  • get an export animal health certificate. Check with the Competent Authority or Official Service for Aquatic Animal Health in the destination country to find out which export animal health certificate is required
  • contact the Fish Health Inspectorate (FHI) at Marine Scotland to apply for an export animal health certificate. Certificates must be signed by a fish health inspector following an inspection of the consignment. You will need to give the FHI a minimum of 5 working days’ notice in advance of export to request a certificate and inspection. Please complete the EXP1 form with the details and submit to the FHI
  • get your consignment checked at a Border Control Post (BCP) in the first EU country they enter. The BCP must be able to accept live aquatic animals
  • make sure your importer/ EU-based import agent has notified the BCP that your consignment is arriving using TRACES-NT
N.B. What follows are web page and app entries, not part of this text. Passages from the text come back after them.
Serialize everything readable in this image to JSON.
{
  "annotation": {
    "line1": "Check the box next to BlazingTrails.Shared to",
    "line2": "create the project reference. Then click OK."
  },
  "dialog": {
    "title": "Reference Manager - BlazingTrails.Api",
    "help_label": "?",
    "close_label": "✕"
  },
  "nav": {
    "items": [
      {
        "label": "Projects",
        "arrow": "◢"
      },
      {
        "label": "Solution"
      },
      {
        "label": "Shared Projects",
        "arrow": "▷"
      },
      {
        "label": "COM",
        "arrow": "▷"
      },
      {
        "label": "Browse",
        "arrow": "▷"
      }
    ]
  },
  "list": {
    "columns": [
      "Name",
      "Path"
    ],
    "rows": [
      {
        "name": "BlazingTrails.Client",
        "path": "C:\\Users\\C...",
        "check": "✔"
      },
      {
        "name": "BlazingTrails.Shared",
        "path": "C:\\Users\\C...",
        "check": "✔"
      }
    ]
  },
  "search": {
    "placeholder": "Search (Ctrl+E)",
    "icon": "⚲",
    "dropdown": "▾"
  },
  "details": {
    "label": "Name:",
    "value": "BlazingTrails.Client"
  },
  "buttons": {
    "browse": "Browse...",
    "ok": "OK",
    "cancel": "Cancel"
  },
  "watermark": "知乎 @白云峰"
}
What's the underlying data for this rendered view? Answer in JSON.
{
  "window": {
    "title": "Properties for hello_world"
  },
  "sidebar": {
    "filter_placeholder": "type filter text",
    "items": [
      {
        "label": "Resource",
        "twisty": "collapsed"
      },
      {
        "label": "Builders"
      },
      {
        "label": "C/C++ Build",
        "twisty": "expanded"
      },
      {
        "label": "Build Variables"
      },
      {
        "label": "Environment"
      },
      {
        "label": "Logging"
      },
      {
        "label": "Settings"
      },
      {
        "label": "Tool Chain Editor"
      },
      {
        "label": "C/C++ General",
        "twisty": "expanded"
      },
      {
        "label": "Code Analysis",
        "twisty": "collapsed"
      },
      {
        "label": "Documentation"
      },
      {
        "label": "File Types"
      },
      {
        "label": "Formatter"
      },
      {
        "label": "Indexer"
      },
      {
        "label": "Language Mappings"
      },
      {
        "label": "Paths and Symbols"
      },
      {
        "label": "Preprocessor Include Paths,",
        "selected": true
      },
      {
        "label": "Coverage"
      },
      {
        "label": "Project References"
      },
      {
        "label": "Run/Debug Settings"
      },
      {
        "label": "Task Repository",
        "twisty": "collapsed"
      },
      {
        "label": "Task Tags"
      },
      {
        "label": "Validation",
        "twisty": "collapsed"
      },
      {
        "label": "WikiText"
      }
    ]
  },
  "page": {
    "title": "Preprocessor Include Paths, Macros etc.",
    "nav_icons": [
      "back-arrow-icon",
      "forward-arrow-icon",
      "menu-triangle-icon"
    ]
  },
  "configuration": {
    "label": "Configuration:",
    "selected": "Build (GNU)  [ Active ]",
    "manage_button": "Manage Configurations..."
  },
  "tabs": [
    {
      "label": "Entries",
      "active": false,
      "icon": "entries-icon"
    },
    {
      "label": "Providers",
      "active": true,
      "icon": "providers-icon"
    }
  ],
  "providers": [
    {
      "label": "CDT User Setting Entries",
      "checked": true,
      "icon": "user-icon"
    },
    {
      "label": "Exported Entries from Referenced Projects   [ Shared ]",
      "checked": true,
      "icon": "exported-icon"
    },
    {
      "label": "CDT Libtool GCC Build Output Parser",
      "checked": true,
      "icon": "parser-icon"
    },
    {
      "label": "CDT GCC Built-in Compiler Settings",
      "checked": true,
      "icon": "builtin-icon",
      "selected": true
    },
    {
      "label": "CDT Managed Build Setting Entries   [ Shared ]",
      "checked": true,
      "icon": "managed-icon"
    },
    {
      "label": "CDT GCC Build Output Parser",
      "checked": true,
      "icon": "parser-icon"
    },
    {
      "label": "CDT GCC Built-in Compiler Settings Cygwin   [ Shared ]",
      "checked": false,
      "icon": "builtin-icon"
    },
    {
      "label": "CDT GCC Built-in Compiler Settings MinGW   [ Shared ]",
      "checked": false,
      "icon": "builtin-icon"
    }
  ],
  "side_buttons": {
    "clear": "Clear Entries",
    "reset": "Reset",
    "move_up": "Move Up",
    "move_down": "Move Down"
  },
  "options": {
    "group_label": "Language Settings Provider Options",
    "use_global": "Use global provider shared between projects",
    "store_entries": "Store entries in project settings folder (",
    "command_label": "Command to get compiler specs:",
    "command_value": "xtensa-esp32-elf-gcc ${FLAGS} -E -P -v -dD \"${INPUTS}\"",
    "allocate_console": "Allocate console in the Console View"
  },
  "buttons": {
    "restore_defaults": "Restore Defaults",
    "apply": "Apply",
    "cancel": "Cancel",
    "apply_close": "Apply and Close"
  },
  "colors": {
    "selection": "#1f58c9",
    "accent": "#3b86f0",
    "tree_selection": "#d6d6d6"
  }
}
Exporting live bivalve molluscs to the EU for depuration

Live bivalve molluscs (LBMs) from class B waters must be depurated before human consumption. LBMs that are to be depurated in the EU must be accompanied an aquatic animal health certificate issued by the Fish Health Inspectorate. This certificate only applies to consignments from aquaculture farms.

There is currently no health certificate available for the export of wild caught LBMs for depuration in the EU. Wild caught LBMs from class B waters must be depurated prior to export to the EU. Once depurated they must travel with a joint public and animal health export health certificate issued by your local Environmental Health Officer.

Export to a non-EU country

There are unlikely to be any changes to the current export rules and processes for countries outside the EU. Make sure you check the existing guidance.

Movements to the British islands

From 1 January 2021 consignments of live aquatic animals moved from Great Britain (Scotland, England and Wales) to Isle of Man, Guernsey and Jersey can continue to enter via any point of entry. 

Consignments destined for Northern Ireland must enter via a BCP designated for live aquatic animals. These are located at Belfast and Larne harbours, but your customer should confirm with the competent authority which is the correct point of entry.

Your customer is responsible for notifying the competent authority of when the consignment will arrive.

The Fish Health Inspectorate (FHI) at Marine Scotland will issue the required health certificate that must accompany the consignment to its destination. You will need to give the FHI a minimum of 5 working days’ notice in advance of export to request a certificate and inspection, if required. Please complete the EXP1 form with the details and submit to the FHI.

Border control posts in the EU

When exporting you must get your animals and animal products checked at an EU BCP, from 1 January 2021. These checks are made to protect animal health, animal welfare and public health.

Your consignment may be refused entry, seized, destroyed or returned to Great Britain, if it arrives at an EU port without a BCP or a BCP that can’t check your type of goods. You must find a BCP that can accept your type of goods as not all BCPs accept all goods. Consider how to redirect your trade route if needed.

There are more than 400 BCPs in the EU and they are usually at EU ports and airports. Check the main list of BCPs. There have been 8 extra BCPs added in early October 2019

All EU BCPs require advance notice of consignments arriving. Check with the BCP you’re planning to use for how much notice is needed. Contact your importer or agent in the EU to make sure they notify the BCP through TRACES of the arrival of the consignment. They must do this within the time limits set out by the BCP.

If your goods fail inspection because of risks to animal or public health, they will be destroyed immediately. The BCP will not usually contact the exporter directly.

Fish Health Inspectorate
Marine Scotland
Marine Laboratory
375 Victoria Road
Aberdeen
AB11 9DB

Email: ms.fishhealth@gov.scot

Telephone: 0131 244 3498

If an urgent matter related to the issues listed above arises outside normal office hours, you can telephone the On Call Inspector for assistance on +44 (0)131 244 1833.

For imports into and exports from England and Wales, contact the Fish Health Inspectorate at Cefas.